* _Exercise directions_
Repeat the records below exactly. Omit the pictures.

Stored data:
☆ ☆ ☆ ☆

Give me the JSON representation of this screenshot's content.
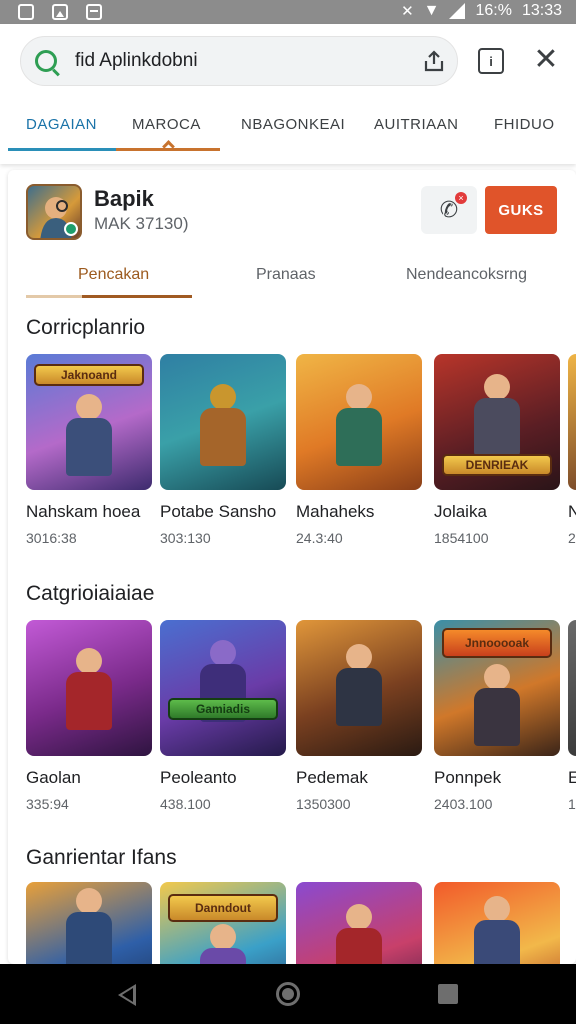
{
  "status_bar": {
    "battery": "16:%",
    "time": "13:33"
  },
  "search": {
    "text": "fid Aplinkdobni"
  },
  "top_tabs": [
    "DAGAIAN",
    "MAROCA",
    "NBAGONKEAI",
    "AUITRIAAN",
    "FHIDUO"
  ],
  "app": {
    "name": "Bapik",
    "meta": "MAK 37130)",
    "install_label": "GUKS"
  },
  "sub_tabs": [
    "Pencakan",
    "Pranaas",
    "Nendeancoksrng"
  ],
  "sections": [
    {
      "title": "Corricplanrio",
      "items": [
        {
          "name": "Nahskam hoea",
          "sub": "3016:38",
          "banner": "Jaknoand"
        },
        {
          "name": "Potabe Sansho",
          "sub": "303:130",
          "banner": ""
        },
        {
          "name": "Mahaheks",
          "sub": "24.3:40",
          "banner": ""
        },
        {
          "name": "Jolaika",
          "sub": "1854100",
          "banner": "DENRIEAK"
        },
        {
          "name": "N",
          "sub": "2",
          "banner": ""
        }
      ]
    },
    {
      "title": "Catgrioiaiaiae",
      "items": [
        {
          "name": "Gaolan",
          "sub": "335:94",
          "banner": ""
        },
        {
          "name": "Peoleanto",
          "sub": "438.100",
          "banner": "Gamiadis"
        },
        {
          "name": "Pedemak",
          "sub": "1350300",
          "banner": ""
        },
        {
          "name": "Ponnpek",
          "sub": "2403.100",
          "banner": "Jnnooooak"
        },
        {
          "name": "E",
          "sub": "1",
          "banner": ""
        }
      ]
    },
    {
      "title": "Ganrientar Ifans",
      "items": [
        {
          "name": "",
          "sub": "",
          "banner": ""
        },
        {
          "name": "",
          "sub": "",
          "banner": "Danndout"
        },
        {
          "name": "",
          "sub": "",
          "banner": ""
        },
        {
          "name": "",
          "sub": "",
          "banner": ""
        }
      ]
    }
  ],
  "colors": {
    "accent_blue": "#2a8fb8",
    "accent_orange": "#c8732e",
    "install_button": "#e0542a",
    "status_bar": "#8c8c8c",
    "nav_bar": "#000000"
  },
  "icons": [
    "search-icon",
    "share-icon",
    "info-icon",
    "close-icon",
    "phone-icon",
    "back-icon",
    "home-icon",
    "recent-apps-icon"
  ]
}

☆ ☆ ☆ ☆

* _Result_
Give me the JSON representation of this screenshot's content.
{
  "status_bar": {
    "battery": "16:%",
    "time": "13:33"
  },
  "search": {
    "text": "fid Aplinkdobni"
  },
  "top_tabs": [
    "DAGAIAN",
    "MAROCA",
    "NBAGONKEAI",
    "AUITRIAAN",
    "FHIDUO"
  ],
  "app": {
    "name": "Bapik",
    "meta": "MAK 37130)",
    "install_label": "GUKS"
  },
  "sub_tabs": [
    "Pencakan",
    "Pranaas",
    "Nendeancoksrng"
  ],
  "sections": [
    {
      "title": "Corricplanrio",
      "items": [
        {
          "name": "Nahskam hoea",
          "sub": "3016:38",
          "banner": "Jaknoand"
        },
        {
          "name": "Potabe Sansho",
          "sub": "303:130",
          "banner": ""
        },
        {
          "name": "Mahaheks",
          "sub": "24.3:40",
          "banner": ""
        },
        {
          "name": "Jolaika",
          "sub": "1854100",
          "banner": "DENRIEAK"
        },
        {
          "name": "N",
          "sub": "2",
          "banner": ""
        }
      ]
    },
    {
      "title": "Catgrioiaiaiae",
      "items": [
        {
          "name": "Gaolan",
          "sub": "335:94",
          "banner": ""
        },
        {
          "name": "Peoleanto",
          "sub": "438.100",
          "banner": "Gamiadis"
        },
        {
          "name": "Pedemak",
          "sub": "1350300",
          "banner": ""
        },
        {
          "name": "Ponnpek",
          "sub": "2403.100",
          "banner": "Jnnooooak"
        },
        {
          "name": "E",
          "sub": "1",
          "banner": ""
        }
      ]
    },
    {
      "title": "Ganrientar Ifans",
      "items": [
        {
          "name": "",
          "sub": "",
          "banner": ""
        },
        {
          "name": "",
          "sub": "",
          "banner": "Danndout"
        },
        {
          "name": "",
          "sub": "",
          "banner": ""
        },
        {
          "name": "",
          "sub": "",
          "banner": ""
        }
      ]
    }
  ],
  "colors": {
    "accent_blue": "#2a8fb8",
    "accent_orange": "#c8732e",
    "install_button": "#e0542a",
    "status_bar": "#8c8c8c",
    "nav_bar": "#000000"
  },
  "icons": [
    "search-icon",
    "share-icon",
    "info-icon",
    "close-icon",
    "phone-icon",
    "back-icon",
    "home-icon",
    "recent-apps-icon"
  ]
}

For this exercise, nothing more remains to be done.